CalNORML also issued a statement condemning the decision. “This is hardly the time to make legal products more expensive,” said Cal NORML Director Dale Gieringer. “California already has the most expensive legal market in the country. Legal cannabis needs to be made more affordable in order to compete more effectively with the unregulated black market.”
Not unexpectedly, initial cannabis tax receipts fell far short from the original estimates for implementing Prop 64. While higher than 2019, the CDTFA reported 2020 first quarter excise taxes generated $68.3 million in revenue, and the cultivation tax generated $16.4 million. Sales taxes generated $50.2 million. Second-quarter numbers were slightly higher at $101.8 million, and the cultivation tax generated $22.9 million. Sales tax totaled $83.7 million in revenue for Q2.
There is some good news. Governor Newsom signed Assembly Bill 1872 that eliminates state cultivation and excise tax increases for 2021. CCIA Executive Director Lindsay Robinson responded positively by saying “Like so many, the cannabis industry has faced a series of unexpected challenges and setbacks in 2020. We look forward to continuing to work with the Newsom Administration, and the Legislature, as we pursue a robust policy agenda in 2021.”
In even better news for dispensaries and their patients, as of March 2020, dispensaries may donate free medicinal cannabis products to qualified patients and caregivers. As a retailer, when donating free medicinal cannabis, the cannabis excise tax and use tax do not apply. According to California’s Bureau of Cannabis Control regulations, compliance requirements include:
- Donated cannabis and cannabis products must move through the licensed supply chain in the same way as cannabis and cannabis products for sale and meet all applicable requirements for cultivation, manufacturing, distribution, laboratory testing, packaging and labeling.
- Cannabis and cannabis products that do not pass the required regulatory compliance testing cannot be donated.
- Only licensees authorized for retail activity, or nonprofits working in conjunction with those licensed retailers, may provide donated products directly to qualified medicinal consumers.
There is little doubt that California’s cannabis tax policy needs to support, rather than stifle, legal dispensaries. The entire cannabis community can play a role, and we encourage cannabis professionals to inform and educate their elected officials at all levels of government in the Golden State. Sky-high taxes lead directly to burgeoning underground cannabis sales while penalizing profits for legitimate dispensary owners. In the end, while taxes are needed in some form, there must be balance for dispensaries and the entire regulated marketplace.

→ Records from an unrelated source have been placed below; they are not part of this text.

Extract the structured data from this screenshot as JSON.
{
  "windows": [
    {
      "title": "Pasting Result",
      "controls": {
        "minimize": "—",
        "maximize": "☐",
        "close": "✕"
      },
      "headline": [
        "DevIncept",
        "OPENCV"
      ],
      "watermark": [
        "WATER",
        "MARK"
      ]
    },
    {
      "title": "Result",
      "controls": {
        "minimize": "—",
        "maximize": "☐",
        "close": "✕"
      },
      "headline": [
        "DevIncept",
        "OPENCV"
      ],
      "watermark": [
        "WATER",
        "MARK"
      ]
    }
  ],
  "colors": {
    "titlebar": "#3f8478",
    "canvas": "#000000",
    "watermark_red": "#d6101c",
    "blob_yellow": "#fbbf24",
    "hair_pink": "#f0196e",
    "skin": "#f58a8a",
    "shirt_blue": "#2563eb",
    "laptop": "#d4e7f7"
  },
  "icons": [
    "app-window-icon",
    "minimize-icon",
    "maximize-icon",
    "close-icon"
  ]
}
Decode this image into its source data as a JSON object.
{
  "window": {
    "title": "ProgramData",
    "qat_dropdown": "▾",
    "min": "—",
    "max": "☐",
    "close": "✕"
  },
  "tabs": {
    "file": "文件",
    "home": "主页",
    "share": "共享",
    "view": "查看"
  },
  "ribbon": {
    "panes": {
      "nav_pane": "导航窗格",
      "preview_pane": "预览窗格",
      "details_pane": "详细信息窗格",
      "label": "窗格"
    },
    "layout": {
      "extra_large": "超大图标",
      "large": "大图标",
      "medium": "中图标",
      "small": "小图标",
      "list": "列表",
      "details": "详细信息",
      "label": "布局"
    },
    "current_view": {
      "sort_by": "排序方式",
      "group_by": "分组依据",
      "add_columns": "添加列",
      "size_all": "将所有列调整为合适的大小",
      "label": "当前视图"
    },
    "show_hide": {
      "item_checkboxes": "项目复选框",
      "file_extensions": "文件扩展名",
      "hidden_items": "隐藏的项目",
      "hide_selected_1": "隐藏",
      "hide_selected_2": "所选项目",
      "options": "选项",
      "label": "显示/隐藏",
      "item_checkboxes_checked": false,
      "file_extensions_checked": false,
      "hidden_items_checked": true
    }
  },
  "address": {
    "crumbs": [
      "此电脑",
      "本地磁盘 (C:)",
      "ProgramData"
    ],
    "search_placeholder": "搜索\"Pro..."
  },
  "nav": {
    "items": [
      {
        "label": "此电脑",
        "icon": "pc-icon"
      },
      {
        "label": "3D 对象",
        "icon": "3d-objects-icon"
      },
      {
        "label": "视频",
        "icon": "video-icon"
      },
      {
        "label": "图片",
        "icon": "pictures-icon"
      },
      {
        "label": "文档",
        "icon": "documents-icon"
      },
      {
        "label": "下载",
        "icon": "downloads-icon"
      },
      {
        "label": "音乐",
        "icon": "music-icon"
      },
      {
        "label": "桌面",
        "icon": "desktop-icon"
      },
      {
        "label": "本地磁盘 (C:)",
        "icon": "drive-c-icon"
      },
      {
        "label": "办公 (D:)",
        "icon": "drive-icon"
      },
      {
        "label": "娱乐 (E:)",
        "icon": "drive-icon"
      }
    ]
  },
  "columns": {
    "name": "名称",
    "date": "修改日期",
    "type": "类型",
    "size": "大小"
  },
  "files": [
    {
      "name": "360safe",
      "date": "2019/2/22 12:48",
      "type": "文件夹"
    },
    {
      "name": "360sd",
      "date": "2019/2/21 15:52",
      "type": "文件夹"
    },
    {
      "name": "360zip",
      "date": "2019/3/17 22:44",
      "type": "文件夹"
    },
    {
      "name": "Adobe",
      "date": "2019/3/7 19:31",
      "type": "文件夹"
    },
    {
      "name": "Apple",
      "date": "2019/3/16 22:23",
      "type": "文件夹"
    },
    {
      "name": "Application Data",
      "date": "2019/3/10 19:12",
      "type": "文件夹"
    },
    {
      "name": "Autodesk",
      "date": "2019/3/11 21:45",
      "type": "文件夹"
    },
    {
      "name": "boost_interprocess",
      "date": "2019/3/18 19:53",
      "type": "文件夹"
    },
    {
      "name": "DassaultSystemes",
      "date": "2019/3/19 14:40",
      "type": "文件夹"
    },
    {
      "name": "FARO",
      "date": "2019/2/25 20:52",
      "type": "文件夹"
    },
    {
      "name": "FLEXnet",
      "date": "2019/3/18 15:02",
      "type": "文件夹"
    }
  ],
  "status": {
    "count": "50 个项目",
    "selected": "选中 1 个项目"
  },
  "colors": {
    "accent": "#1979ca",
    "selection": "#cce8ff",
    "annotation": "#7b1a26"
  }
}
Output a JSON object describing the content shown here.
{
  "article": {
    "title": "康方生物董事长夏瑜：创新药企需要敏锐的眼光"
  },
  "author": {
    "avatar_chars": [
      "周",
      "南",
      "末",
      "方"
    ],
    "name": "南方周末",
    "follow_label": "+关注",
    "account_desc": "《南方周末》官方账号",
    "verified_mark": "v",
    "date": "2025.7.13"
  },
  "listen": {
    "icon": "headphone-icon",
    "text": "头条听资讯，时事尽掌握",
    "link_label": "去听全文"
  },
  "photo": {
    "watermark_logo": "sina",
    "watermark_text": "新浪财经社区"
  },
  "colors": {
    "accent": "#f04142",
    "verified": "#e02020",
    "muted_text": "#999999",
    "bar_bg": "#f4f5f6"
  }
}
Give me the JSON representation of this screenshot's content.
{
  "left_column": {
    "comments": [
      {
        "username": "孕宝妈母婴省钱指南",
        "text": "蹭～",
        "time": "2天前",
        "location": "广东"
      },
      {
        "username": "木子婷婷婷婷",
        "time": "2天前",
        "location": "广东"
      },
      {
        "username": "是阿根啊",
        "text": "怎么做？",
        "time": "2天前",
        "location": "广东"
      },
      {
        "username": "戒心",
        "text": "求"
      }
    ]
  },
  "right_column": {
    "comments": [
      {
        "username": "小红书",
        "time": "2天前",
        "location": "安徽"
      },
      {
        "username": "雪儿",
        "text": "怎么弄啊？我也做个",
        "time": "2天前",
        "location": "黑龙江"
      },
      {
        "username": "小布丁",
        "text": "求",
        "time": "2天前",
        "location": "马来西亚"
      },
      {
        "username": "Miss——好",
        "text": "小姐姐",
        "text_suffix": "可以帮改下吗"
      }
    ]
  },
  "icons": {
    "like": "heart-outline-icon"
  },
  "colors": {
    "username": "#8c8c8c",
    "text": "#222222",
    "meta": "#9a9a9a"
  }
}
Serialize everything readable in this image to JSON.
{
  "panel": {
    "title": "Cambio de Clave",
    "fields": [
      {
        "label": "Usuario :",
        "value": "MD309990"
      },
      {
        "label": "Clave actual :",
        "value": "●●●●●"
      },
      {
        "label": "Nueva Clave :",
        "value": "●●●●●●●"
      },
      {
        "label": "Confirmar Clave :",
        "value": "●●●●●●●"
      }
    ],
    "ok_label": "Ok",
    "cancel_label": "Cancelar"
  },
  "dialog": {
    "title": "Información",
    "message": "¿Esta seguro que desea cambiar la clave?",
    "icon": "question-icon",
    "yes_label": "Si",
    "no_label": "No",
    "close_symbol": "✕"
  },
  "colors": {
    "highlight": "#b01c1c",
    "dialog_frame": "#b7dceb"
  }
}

To learn more about California cannabis taxes, visit the CDTFA website.